▶ **Try it**
The response should be a faithful copy of every record, with nothing left out.

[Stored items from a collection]
☆ ☆ ☆ ☆ ☆ ☆ ☆

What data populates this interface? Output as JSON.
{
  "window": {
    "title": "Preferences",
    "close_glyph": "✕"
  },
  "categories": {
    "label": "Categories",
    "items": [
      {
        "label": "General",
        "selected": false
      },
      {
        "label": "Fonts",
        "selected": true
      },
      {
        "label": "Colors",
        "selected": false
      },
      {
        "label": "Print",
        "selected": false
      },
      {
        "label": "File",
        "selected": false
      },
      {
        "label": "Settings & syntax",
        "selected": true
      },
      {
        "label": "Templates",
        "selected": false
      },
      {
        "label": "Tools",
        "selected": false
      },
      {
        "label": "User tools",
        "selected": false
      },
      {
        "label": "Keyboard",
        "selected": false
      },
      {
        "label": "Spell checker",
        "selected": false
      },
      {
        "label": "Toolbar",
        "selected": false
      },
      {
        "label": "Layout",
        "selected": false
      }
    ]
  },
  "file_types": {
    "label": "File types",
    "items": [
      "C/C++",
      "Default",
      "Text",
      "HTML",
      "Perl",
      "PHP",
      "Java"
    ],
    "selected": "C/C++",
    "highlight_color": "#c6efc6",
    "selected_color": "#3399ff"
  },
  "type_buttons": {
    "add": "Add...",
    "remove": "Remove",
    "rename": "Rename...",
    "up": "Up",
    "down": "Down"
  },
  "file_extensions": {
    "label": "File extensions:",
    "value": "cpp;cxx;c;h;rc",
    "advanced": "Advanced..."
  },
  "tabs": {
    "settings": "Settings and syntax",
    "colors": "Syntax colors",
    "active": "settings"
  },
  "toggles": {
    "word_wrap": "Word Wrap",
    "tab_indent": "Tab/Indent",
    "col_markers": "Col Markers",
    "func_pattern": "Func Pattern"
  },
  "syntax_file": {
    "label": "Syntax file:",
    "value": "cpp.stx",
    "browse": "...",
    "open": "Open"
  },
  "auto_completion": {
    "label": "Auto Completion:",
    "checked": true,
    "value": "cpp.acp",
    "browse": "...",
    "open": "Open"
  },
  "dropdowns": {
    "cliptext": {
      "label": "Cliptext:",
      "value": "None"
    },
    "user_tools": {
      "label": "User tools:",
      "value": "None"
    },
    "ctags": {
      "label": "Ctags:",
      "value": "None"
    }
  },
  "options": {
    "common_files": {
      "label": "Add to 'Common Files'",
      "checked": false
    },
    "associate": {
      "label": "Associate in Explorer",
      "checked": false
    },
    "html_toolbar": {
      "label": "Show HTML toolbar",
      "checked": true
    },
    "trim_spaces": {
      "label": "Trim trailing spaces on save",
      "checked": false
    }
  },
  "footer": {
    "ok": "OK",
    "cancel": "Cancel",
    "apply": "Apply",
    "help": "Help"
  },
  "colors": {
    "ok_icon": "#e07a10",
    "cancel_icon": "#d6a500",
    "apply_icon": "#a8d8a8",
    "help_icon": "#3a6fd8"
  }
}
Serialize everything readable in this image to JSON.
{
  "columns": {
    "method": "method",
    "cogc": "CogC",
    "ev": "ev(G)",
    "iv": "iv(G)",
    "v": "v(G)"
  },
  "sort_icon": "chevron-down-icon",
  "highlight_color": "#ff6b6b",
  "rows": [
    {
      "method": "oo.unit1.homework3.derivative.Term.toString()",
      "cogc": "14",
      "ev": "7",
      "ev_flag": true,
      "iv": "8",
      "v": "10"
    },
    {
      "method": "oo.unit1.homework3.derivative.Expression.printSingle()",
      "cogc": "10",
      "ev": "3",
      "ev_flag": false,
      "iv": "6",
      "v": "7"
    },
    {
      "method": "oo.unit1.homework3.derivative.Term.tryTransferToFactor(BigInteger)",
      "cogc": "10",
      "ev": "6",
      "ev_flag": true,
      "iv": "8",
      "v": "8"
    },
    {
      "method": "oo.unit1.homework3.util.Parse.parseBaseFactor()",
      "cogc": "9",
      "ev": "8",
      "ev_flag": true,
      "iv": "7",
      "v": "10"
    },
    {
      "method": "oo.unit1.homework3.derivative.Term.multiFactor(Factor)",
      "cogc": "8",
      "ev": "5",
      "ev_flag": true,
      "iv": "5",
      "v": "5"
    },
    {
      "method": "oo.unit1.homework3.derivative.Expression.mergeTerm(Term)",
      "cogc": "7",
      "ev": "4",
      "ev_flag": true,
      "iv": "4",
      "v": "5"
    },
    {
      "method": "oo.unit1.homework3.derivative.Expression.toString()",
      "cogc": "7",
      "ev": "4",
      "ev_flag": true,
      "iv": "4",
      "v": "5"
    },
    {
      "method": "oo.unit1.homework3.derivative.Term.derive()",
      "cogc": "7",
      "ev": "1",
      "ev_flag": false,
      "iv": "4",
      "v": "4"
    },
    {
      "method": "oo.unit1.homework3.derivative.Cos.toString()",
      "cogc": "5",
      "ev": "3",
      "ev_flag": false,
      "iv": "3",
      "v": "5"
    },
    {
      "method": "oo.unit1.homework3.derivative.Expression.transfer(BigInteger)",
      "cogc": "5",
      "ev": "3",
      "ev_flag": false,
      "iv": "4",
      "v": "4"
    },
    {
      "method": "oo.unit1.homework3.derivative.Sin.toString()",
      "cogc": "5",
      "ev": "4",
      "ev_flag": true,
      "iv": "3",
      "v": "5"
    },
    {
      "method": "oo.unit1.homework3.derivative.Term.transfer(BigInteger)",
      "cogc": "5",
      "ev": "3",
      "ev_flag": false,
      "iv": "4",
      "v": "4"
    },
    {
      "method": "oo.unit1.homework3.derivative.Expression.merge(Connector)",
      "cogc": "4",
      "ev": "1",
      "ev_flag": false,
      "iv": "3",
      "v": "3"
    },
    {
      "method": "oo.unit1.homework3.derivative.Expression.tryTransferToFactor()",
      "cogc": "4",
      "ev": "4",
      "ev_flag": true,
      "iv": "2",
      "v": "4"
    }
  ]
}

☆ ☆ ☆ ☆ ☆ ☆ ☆

▶ **Your response**
What data populates this interface? Output as JSON.
{
  "window": {
    "title": "Preferences",
    "close_glyph": "✕"
  },
  "categories": {
    "label": "Categories",
    "items": [
      {
        "label": "General",
        "selected": false
      },
      {
        "label": "Fonts",
        "selected": true
      },
      {
        "label": "Colors",
        "selected": false
      },
      {
        "label": "Print",
        "selected": false
      },
      {
        "label": "File",
        "selected": false
      },
      {
        "label": "Settings & syntax",
        "selected": true
      },
      {
        "label": "Templates",
        "selected": false
      },
      {
        "label": "Tools",
        "selected": false
      },
      {
        "label": "User tools",
        "selected": false
      },
      {
        "label": "Keyboard",
        "selected": false
      },
      {
        "label": "Spell checker",
        "selected": false
      },
      {
        "label": "Toolbar",
        "selected": false
      },
      {
        "label": "Layout",
        "selected": false
      }
    ]
  },
  "file_types": {
    "label": "File types",
    "items": [
      "C/C++",
      "Default",
      "Text",
      "HTML",
      "Perl",
      "PHP",
      "Java"
    ],
    "selected": "C/C++",
    "highlight_color": "#c6efc6",
    "selected_color": "#3399ff"
  },
  "type_buttons": {
    "add": "Add...",
    "remove": "Remove",
    "rename": "Rename...",
    "up": "Up",
    "down": "Down"
  },
  "file_extensions": {
    "label": "File extensions:",
    "value": "cpp;cxx;c;h;rc",
    "advanced": "Advanced..."
  },
  "tabs": {
    "settings": "Settings and syntax",
    "colors": "Syntax colors",
    "active": "settings"
  },
  "toggles": {
    "word_wrap": "Word Wrap",
    "tab_indent": "Tab/Indent",
    "col_markers": "Col Markers",
    "func_pattern": "Func Pattern"
  },
  "syntax_file": {
    "label": "Syntax file:",
    "value": "cpp.stx",
    "browse": "...",
    "open": "Open"
  },
  "auto_completion": {
    "label": "Auto Completion:",
    "checked": true,
    "value": "cpp.acp",
    "browse": "...",
    "open": "Open"
  },
  "dropdowns": {
    "cliptext": {
      "label": "Cliptext:",
      "value": "None"
    },
    "user_tools": {
      "label": "User tools:",
      "value": "None"
    },
    "ctags": {
      "label": "Ctags:",
      "value": "None"
    }
  },
  "options": {
    "common_files": {
      "label": "Add to 'Common Files'",
      "checked": false
    },
    "associate": {
      "label": "Associate in Explorer",
      "checked": false
    },
    "html_toolbar": {
      "label": "Show HTML toolbar",
      "checked": true
    },
    "trim_spaces": {
      "label": "Trim trailing spaces on save",
      "checked": false
    }
  },
  "footer": {
    "ok": "OK",
    "cancel": "Cancel",
    "apply": "Apply",
    "help": "Help"
  },
  "colors": {
    "ok_icon": "#e07a10",
    "cancel_icon": "#d6a500",
    "apply_icon": "#a8d8a8",
    "help_icon": "#3a6fd8"
  }
}
Serialize everything readable in this image to JSON.
{
  "columns": {
    "method": "method",
    "cogc": "CogC",
    "ev": "ev(G)",
    "iv": "iv(G)",
    "v": "v(G)"
  },
  "sort_icon": "chevron-down-icon",
  "highlight_color": "#ff6b6b",
  "rows": [
    {
      "method": "oo.unit1.homework3.derivative.Term.toString()",
      "cogc": "14",
      "ev": "7",
      "ev_flag": true,
      "iv": "8",
      "v": "10"
    },
    {
      "method": "oo.unit1.homework3.derivative.Expression.printSingle()",
      "cogc": "10",
      "ev": "3",
      "ev_flag": false,
      "iv": "6",
      "v": "7"
    },
    {
      "method": "oo.unit1.homework3.derivative.Term.tryTransferToFactor(BigInteger)",
      "cogc": "10",
      "ev": "6",
      "ev_flag": true,
      "iv": "8",
      "v": "8"
    },
    {
      "method": "oo.unit1.homework3.util.Parse.parseBaseFactor()",
      "cogc": "9",
      "ev": "8",
      "ev_flag": true,
      "iv": "7",
      "v": "10"
    },
    {
      "method": "oo.unit1.homework3.derivative.Term.multiFactor(Factor)",
      "cogc": "8",
      "ev": "5",
      "ev_flag": true,
      "iv": "5",
      "v": "5"
    },
    {
      "method": "oo.unit1.homework3.derivative.Expression.mergeTerm(Term)",
      "cogc": "7",
      "ev": "4",
      "ev_flag": true,
      "iv": "4",
      "v": "5"
    },
    {
      "method": "oo.unit1.homework3.derivative.Expression.toString()",
      "cogc": "7",
      "ev": "4",
      "ev_flag": true,
      "iv": "4",
      "v": "5"
    },
    {
      "method": "oo.unit1.homework3.derivative.Term.derive()",
      "cogc": "7",
      "ev": "1",
      "ev_flag": false,
      "iv": "4",
      "v": "4"
    },
    {
      "method": "oo.unit1.homework3.derivative.Cos.toString()",
      "cogc": "5",
      "ev": "3",
      "ev_flag": false,
      "iv": "3",
      "v": "5"
    },
    {
      "method": "oo.unit1.homework3.derivative.Expression.transfer(BigInteger)",
      "cogc": "5",
      "ev": "3",
      "ev_flag": false,
      "iv": "4",
      "v": "4"
    },
    {
      "method": "oo.unit1.homework3.derivative.Sin.toString()",
      "cogc": "5",
      "ev": "4",
      "ev_flag": true,
      "iv": "3",
      "v": "5"
    },
    {
      "method": "oo.unit1.homework3.derivative.Term.transfer(BigInteger)",
      "cogc": "5",
      "ev": "3",
      "ev_flag": false,
      "iv": "4",
      "v": "4"
    },
    {
      "method": "oo.unit1.homework3.derivative.Expression.merge(Connector)",
      "cogc": "4",
      "ev": "1",
      "ev_flag": false,
      "iv": "3",
      "v": "3"
    },
    {
      "method": "oo.unit1.homework3.derivative.Expression.tryTransferToFactor()",
      "cogc": "4",
      "ev": "4",
      "ev_flag": true,
      "iv": "2",
      "v": "4"
    }
  ]
}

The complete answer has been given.